Pregnancy-associated plasma protein A (PAPPA) is a metalloproteinase that controls the tissue availability of insulin-like growth factor (IGF). Homozygous deletion of PAPPA in mice leads to lifespan extension. Since immune function is an important determinant of individual fitness, we examined the natural immune ecology of PAPPA-/- mice and their wild-type littermates reared under specific pathogen-free condition with aging. Whereas wild-type mice exhibit classic age-dependent thymic atrophy, 18-month-old PAPPA-/- mice maintain discrete thymic cortex and medulla densely populated by CD4+CD8+ thymocytes that are capable of differentiating into singlepositive CD4 and CD8 T cells. Old PAPPA-/- mice have high levels of T cell receptor excision circles, and have bone marrows enriched for subsets of thymus-seeding progenitors.
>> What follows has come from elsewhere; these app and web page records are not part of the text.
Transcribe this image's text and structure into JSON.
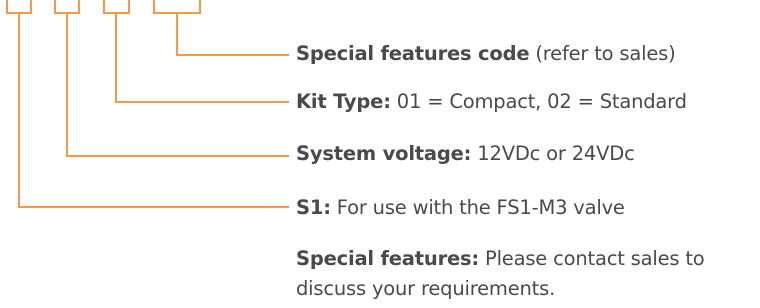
{
  "accent_color": "#f39a4a",
  "text_color": "#4a4a4a",
  "callouts": [
    {
      "key": "Special features code",
      "text": " (refer to sales)"
    },
    {
      "key": "Kit Type:",
      "text": " 01 = Compact, 02 = Standard"
    },
    {
      "key": "System voltage:",
      "text": " 12VDc or 24VDc"
    },
    {
      "key": "S1:",
      "text": " For use with the FS1-M3 valve"
    }
  ],
  "note": {
    "key": "Special features:",
    "text": " Please contact sales to discuss your requirements."
  }
}
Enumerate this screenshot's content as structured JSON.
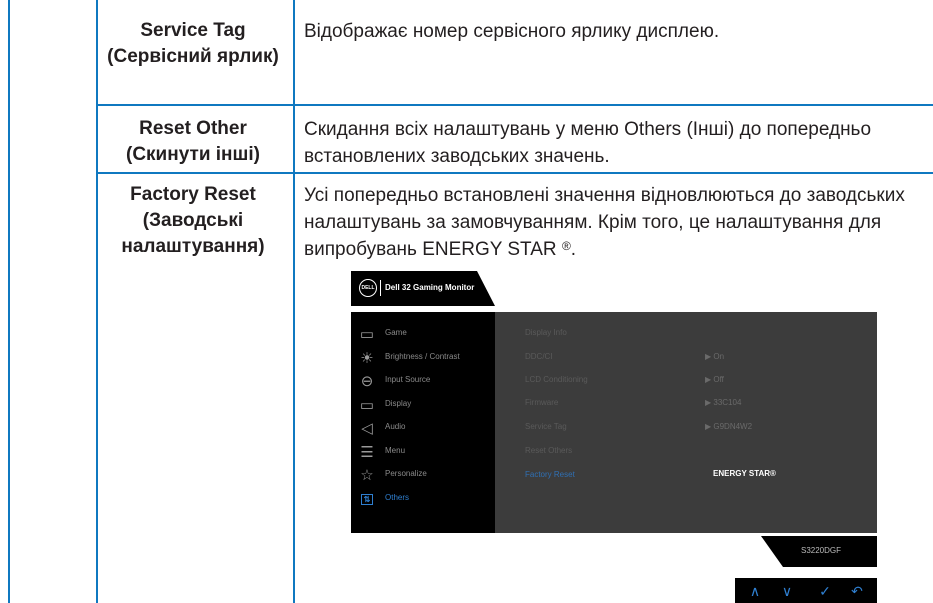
{
  "rows": [
    {
      "label": "Service Tag (Сервісний ярлик)",
      "description": "Відображає номер сервісного ярлику дисплею."
    },
    {
      "label": "Reset Other (Скинути інші)",
      "description": "Скидання всіх налаштувань у меню Others (Інші)  до попередньо встановлених заводських значень."
    },
    {
      "label": "Factory Reset (Заводські налаштування)",
      "description": "Усі попередньо встановлені значення відновлюються до заводських налаштувань за замовчуванням. Крім того, це налаштування для випробувань ENERGY STAR",
      "description_mark": "®",
      "description_end": "."
    }
  ],
  "osd": {
    "brand": "DELL",
    "title": "Dell 32 Gaming Monitor",
    "menu": [
      {
        "label": "Game",
        "icon": "game-icon"
      },
      {
        "label": "Brightness / Contrast",
        "icon": "brightness-icon"
      },
      {
        "label": "Input Source",
        "icon": "input-source-icon"
      },
      {
        "label": "Display",
        "icon": "display-icon"
      },
      {
        "label": "Audio",
        "icon": "audio-icon"
      },
      {
        "label": "Menu",
        "icon": "menu-icon"
      },
      {
        "label": "Personalize",
        "icon": "star-icon"
      },
      {
        "label": "Others",
        "icon": "others-icon",
        "active": true
      }
    ],
    "submenu": [
      {
        "label": "Display Info",
        "value": ""
      },
      {
        "label": "DDC/CI",
        "value": "▶  On"
      },
      {
        "label": "LCD Conditioning",
        "value": "▶  Off"
      },
      {
        "label": "Firmware",
        "value": "▶  33C104"
      },
      {
        "label": "Service Tag",
        "value": "▶  G9DN4W2"
      },
      {
        "label": "Reset Others",
        "value": ""
      },
      {
        "label": "Factory Reset",
        "value": "ENERGY STAR®",
        "active": true
      }
    ],
    "model": "S3220DGF",
    "nav": [
      "∧",
      "∨",
      "✓",
      "↶"
    ],
    "colors": {
      "accent": "#2f7fd0",
      "panel": "#3c3c3c",
      "rule": "#0f78c0"
    }
  }
}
PAPPA-/- mice have an overall larger pool of naive T cells, and also exhibit an age-dependent accumulation of CD44+CD43+ memory T cells similar to wild-type mice. However, CD43+ T cell subsets of old PAPPA -/- mice have significantly lower prevalence of 1B11 and S7, glycosylation isoforms known to inhibit T cell activation with normal aging. In bioassays of cell activation, splenic T cells of old PAPPA-/- mice have high levels of activation antigens and cytokine production, and also elicit Ig production by autologous B cells at levels equivalent to young wild-type mice. These data suggest an IGF-immune axis of healthy longevity. Controlling the availability of IGF in the thymus by targeted manipulation of PAPPA could be a way to maintain immune homeostasis during postnatal development and aging.
|Original language||English (US)|
|Number of pages||6|
|Journal||Proceedings of the National Academy of Sciences of the United States of America|
|State||Published - Jul 7 2009|
- Insulin-like growth factor
- T cells
ASJC Scopus subject areas